5 years ago


Congrats for your post. I started to use Intellij as my default IDE arround some months ago. And I can say that i don’t want to turn back to eclipse. This issues that you showed is just a few of the Intellij benefits.

I’m able to say that IntelliJ is so stable and fast.

Roberto Cortez
5 years ago
Reply to  Yuri Britto

Hi Yuri,

Thanks for your feedback! I might write a few things more about IntelliJ in the future.


Veronica Slayer
2 years ago

Nice article

Thomas Melville
Thomas Melville
2 years ago

Thanks Roberto,

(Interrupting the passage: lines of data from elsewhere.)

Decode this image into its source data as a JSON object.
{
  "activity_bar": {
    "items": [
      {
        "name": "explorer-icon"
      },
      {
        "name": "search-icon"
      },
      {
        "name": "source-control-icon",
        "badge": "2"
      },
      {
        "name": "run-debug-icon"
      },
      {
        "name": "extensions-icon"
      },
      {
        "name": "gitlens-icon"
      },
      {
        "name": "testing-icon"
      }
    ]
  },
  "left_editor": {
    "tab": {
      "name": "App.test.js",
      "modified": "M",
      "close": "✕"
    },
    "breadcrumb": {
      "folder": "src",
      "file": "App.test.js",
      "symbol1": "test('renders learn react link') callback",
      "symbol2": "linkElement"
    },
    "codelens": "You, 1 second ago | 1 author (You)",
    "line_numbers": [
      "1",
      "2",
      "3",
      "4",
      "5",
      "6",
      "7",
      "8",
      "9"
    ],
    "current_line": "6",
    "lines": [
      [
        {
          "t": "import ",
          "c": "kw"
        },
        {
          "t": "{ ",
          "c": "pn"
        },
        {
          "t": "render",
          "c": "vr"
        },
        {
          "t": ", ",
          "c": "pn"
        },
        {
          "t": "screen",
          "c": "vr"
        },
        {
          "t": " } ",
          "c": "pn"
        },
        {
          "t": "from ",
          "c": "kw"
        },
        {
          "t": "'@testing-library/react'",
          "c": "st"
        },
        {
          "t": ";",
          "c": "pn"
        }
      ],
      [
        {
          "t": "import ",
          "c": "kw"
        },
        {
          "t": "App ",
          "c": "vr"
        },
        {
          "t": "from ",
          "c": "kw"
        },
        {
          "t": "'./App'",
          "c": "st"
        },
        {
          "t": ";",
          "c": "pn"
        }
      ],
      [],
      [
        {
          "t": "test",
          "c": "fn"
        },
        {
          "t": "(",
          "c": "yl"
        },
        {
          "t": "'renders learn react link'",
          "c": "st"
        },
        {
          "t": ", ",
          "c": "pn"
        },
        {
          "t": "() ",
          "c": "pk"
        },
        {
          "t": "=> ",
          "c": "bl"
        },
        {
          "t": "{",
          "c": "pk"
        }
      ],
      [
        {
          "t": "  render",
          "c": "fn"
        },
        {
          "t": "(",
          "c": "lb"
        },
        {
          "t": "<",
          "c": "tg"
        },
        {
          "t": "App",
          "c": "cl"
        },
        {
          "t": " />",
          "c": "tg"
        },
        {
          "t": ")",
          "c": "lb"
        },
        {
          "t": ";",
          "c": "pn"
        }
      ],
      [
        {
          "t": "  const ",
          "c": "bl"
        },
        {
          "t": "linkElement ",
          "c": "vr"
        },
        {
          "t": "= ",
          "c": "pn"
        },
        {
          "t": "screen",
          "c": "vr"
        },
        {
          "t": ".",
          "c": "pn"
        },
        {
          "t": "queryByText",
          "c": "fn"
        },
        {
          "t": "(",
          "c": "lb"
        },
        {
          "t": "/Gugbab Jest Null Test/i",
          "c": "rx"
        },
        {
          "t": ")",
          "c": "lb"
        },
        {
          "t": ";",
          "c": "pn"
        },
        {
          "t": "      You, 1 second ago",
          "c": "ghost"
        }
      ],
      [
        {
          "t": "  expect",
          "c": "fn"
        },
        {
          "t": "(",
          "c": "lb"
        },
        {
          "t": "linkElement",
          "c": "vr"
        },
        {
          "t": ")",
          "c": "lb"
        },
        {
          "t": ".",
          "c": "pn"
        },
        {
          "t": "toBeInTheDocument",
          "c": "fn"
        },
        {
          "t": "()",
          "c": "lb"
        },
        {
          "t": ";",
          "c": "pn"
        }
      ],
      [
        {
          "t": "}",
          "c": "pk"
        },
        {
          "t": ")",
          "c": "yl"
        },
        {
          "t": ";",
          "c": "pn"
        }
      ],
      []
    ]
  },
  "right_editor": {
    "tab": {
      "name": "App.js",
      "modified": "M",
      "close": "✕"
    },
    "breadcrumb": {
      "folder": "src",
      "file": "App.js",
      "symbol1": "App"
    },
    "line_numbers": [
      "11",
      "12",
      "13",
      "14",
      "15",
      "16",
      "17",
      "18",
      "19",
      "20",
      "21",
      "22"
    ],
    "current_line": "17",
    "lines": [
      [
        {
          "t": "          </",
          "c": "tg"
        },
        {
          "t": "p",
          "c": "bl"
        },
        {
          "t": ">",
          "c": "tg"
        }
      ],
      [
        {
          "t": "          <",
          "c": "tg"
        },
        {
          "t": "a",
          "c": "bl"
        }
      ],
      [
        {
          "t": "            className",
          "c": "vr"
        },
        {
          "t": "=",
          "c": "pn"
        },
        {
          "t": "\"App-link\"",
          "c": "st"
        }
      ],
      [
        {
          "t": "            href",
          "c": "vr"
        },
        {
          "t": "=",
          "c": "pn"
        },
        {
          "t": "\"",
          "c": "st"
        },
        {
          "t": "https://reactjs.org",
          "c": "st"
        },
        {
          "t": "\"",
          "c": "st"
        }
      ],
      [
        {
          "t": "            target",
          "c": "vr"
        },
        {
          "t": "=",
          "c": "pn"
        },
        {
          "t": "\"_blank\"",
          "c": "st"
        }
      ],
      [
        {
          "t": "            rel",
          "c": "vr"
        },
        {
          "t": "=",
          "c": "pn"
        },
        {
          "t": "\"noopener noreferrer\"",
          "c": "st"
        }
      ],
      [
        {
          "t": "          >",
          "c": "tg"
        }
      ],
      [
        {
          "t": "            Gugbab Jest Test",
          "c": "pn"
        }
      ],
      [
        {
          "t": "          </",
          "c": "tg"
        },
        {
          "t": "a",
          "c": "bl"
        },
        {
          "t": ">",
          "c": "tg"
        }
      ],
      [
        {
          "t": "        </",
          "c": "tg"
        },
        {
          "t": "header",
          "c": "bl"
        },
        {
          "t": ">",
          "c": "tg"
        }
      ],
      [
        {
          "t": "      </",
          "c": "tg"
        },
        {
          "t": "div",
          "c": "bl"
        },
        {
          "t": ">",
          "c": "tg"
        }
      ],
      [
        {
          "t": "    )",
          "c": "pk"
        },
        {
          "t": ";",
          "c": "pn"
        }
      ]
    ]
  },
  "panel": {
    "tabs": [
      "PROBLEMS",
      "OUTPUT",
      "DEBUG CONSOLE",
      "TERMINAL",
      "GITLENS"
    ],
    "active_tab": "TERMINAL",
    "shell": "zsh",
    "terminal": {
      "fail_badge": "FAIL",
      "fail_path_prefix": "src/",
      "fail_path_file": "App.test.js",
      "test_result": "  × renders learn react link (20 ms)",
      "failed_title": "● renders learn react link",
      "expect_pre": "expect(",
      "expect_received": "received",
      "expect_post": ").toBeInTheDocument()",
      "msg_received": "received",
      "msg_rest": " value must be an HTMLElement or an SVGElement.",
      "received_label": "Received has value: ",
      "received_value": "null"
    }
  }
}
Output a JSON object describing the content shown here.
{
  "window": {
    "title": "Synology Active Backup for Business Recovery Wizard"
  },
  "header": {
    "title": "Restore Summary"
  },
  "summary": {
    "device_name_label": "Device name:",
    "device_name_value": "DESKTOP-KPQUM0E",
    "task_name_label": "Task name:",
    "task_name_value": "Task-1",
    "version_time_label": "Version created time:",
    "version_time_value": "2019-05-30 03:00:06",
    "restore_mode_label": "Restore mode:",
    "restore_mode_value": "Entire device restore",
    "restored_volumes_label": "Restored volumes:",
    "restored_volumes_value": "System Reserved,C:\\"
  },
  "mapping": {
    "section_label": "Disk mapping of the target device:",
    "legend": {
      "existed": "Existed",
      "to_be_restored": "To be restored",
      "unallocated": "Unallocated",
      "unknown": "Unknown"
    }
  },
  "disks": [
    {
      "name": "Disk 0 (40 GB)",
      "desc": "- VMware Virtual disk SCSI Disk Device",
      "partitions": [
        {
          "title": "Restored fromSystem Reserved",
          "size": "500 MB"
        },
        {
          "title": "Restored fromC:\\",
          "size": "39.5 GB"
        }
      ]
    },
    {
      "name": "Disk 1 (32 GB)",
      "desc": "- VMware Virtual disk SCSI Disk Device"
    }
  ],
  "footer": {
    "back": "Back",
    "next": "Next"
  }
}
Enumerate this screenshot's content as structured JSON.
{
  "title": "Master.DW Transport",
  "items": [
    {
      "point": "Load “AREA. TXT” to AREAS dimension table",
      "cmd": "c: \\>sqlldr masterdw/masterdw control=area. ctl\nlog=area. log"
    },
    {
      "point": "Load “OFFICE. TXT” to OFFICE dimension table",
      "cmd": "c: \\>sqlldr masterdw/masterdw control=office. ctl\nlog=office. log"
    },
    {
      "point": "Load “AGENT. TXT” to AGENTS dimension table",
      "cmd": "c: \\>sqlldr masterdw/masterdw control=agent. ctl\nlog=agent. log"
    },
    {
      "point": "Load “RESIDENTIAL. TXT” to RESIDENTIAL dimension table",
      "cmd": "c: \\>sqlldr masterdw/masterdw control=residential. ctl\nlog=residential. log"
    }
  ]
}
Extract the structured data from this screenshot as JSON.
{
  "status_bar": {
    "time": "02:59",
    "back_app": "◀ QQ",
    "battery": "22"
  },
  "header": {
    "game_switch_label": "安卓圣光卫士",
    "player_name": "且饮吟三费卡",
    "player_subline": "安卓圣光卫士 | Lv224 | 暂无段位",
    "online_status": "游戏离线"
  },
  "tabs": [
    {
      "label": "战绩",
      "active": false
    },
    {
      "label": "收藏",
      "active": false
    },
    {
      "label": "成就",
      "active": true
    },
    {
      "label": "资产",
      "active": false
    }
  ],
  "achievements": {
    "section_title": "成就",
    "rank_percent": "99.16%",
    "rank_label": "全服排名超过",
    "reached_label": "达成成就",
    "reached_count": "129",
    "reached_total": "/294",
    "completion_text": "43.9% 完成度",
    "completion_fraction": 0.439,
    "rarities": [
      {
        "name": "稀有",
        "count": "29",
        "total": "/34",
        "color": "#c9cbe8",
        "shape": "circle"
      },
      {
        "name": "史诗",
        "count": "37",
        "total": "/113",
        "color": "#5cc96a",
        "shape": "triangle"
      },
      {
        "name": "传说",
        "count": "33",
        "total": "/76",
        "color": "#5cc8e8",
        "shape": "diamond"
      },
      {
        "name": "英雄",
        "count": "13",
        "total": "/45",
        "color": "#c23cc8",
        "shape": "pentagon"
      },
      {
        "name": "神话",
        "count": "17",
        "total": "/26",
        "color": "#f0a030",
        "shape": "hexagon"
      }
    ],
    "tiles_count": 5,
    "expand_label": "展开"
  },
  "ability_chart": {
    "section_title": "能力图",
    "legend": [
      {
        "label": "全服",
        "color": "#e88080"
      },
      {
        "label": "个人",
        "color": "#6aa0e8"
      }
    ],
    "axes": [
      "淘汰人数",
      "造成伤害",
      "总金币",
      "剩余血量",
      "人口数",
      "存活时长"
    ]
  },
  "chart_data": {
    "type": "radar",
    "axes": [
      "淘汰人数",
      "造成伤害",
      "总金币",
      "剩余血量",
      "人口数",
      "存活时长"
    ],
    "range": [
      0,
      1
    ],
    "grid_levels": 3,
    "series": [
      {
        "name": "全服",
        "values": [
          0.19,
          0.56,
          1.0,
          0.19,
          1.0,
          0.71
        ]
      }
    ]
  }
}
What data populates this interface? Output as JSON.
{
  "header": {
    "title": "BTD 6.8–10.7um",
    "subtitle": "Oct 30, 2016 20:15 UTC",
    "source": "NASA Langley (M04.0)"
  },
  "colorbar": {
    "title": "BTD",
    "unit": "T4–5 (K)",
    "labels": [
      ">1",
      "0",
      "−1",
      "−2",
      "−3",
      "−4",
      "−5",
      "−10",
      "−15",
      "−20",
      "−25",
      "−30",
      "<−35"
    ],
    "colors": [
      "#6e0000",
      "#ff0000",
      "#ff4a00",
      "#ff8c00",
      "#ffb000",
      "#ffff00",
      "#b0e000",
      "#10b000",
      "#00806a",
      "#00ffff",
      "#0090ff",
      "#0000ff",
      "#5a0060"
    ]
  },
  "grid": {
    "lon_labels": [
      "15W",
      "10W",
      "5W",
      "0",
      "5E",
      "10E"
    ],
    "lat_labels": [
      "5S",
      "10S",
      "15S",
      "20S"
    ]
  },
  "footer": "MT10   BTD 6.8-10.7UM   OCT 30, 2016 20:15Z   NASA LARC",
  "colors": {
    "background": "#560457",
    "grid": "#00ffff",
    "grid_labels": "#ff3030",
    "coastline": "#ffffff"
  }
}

Great article! I did not know about postfix completion. I’ve been using Intellij for a few years now and I keep finding new features.
I find creating your own Live Templates great also.
The features trainer plugin is also great for learning short cut keys and new features.